April 30, 2021 | 09:07
Can't Keep a Good Economy Down (for long)
Canadian real GDP rose 0.4% in February, just a tick shy of the initial flash estimate, but in line with our call. More notable, StatsCan's first pass at March points to a strong 0.9% gain. If that estimate holds, then all of Q1 will have risen at a 6-1/2% annual rate (we were previously estimating a 6.0% rise). Recall that the U.S. economy rose at a similar 6.4% clip in Q1. So, even with much more forceful restrictions, a slower vaccine roll-out, and without the help of the two mega U.S. stimulus packages at the start of the year, somehow the Canadian economy matched the U.S. step for step through the winter months. That is impressive.

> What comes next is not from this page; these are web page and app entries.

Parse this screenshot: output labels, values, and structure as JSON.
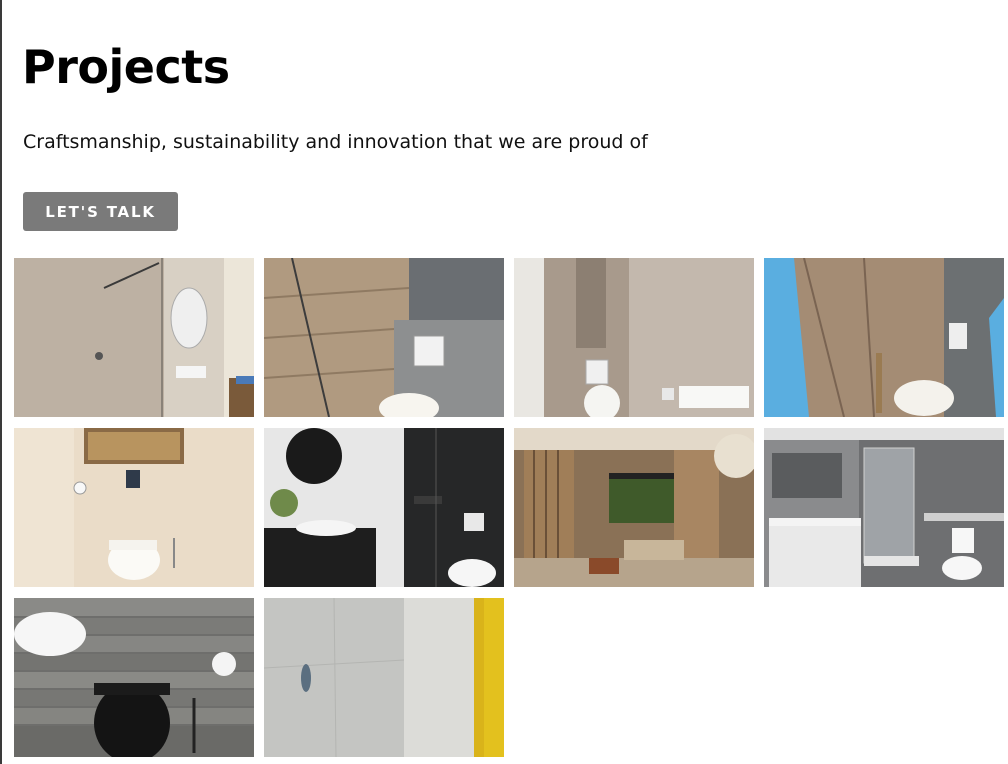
{
  "header": {
    "title": "Projects",
    "subtitle": "Craftsmanship, sustainability and innovation that we are proud of"
  },
  "cta": {
    "label": "LET'S TALK",
    "color": "#7a7a7a"
  },
  "gallery": {
    "items": [
      {
        "name": "project-photo-shower-glass"
      },
      {
        "name": "project-photo-wood-tile-wc"
      },
      {
        "name": "project-photo-stone-niche-wc"
      },
      {
        "name": "project-photo-blue-door-wc"
      },
      {
        "name": "project-photo-beige-wc-shelf"
      },
      {
        "name": "project-photo-black-bathroom"
      },
      {
        "name": "project-photo-living-room"
      },
      {
        "name": "project-photo-grey-bathroom"
      },
      {
        "name": "project-photo-slate-wc"
      },
      {
        "name": "project-photo-marble-wall"
      }
    ]
  }
}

While few details were offered on the robust March gain, we already have early strong reads from each of manufacturing, retail, and wholesale trade, as well as a big bump in jobs, home sales and a blow-out housing starts report. However, as much as March rocked, we also already know that April faced heavy new restrictions, and likely took a step back. (Next week's employment report will provide the first taste of that.) Still, the solid performance of many sectors through the winter suggest that any setback in April will likely be quickly recouped in future months.
For February, the decent gain was led by a powerful jump in retail activity (+4.5%) as various regions re-opened. Construction is also on a tear—obviously led by the torrid housing market—with activity now up from a year ago in this highly cyclical sector. For the overall economy, GDP in February was still down 2.2% from the pre-pandemic peak it reached precisely a year earlier. (March's estimated rise will cut that to just a 1.3% shortfall.) One clunker in the month was the resource sector, which fell 2.8%, and was reportedly soft again in March. However, given blazing commodity prices, this group is likely to provide some serious support in coming months.

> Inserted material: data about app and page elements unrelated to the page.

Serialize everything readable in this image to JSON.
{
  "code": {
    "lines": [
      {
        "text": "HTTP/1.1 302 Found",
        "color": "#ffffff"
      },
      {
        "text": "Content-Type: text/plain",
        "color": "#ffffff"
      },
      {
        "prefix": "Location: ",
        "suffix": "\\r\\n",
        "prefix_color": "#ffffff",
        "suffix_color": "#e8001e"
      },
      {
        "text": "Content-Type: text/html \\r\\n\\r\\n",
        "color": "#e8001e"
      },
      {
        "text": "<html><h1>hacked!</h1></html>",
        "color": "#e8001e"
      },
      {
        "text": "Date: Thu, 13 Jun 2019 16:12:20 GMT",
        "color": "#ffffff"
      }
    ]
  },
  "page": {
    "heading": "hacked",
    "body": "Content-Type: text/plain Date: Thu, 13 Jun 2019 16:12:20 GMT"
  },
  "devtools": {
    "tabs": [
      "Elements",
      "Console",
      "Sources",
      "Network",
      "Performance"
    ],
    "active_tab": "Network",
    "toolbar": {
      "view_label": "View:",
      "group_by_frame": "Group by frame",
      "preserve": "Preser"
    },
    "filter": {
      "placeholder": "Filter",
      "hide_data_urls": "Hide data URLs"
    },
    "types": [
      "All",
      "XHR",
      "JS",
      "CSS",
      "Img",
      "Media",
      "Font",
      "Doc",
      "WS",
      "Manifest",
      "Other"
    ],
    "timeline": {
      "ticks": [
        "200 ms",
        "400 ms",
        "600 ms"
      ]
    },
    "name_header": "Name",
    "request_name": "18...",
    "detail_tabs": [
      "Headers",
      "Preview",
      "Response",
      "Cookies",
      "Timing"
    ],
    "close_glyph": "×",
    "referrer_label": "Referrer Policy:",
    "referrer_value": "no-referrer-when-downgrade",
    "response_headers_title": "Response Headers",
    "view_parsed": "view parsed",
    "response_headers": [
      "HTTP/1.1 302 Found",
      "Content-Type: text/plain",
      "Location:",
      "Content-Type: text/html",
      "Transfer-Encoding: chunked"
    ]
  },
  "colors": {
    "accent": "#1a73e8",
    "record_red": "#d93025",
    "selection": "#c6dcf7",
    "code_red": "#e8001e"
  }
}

Bottom Line: Perhaps the most notable aspects of today's report are the initial robust reads for March and Q1 as a whole. While neither are especially surprising, the point is that the GDP results keep landing on the high side of expectations. We will stick with our call of flat activity for the locked-down Q2, and 6.0% for all of 2021, but suspect that the risks lie to the high side of these calls, not the low side. Let's put it this way—the Bank of Canada's top-of-the-class 6.5% growth forecast for this year doesn't look at all unreasonable.